_Task instructions:_ In the records below, find each line with the word "Characteristics" and copy it.
*** Block opens ***
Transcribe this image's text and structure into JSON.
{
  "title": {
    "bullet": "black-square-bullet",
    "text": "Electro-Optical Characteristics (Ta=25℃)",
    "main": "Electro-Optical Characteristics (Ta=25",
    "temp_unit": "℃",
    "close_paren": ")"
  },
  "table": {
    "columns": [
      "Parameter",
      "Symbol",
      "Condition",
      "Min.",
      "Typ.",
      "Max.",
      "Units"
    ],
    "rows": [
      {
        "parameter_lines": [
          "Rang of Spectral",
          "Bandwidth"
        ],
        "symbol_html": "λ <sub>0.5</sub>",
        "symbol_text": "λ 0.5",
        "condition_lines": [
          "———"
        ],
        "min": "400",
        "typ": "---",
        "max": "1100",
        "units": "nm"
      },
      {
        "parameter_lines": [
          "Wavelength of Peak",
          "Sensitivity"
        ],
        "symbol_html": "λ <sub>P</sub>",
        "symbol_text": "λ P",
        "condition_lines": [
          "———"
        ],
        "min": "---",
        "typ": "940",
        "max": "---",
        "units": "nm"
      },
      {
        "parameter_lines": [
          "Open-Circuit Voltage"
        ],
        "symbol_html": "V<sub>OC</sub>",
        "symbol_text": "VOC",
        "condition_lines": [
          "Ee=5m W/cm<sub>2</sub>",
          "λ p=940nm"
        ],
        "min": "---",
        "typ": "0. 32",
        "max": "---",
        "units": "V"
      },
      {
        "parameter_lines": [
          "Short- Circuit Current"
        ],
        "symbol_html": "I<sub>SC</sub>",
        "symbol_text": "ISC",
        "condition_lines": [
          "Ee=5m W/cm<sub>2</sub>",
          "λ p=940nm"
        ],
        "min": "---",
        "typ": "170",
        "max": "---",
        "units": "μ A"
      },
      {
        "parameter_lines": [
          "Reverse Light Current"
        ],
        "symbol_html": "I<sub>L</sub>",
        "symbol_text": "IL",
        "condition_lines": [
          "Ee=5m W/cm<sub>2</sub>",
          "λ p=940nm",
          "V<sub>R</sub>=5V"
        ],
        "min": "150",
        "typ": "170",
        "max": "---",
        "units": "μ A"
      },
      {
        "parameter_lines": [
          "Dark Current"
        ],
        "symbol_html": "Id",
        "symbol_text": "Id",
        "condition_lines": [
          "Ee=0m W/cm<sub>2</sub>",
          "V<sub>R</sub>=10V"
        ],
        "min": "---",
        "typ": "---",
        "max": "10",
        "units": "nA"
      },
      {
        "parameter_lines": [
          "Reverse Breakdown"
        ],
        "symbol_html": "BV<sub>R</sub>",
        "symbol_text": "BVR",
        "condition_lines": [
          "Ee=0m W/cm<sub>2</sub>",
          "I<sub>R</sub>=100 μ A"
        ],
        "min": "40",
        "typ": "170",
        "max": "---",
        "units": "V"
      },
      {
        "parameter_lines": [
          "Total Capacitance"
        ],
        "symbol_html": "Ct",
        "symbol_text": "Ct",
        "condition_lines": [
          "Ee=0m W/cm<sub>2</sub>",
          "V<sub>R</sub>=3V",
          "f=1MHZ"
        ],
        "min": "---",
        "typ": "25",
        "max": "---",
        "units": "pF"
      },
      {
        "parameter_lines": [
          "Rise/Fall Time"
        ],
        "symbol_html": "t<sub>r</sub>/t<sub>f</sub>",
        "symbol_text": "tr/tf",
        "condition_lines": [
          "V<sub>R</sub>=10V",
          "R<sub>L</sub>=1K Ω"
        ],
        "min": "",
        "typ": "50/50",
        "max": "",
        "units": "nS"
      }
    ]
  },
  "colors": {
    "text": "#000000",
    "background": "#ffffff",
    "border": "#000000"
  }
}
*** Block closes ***
_Task solution:_
    "text": "Electro-Optical Characteristics (Ta=25℃)",
    "main": "Electro-Optical Characteristics (Ta=25",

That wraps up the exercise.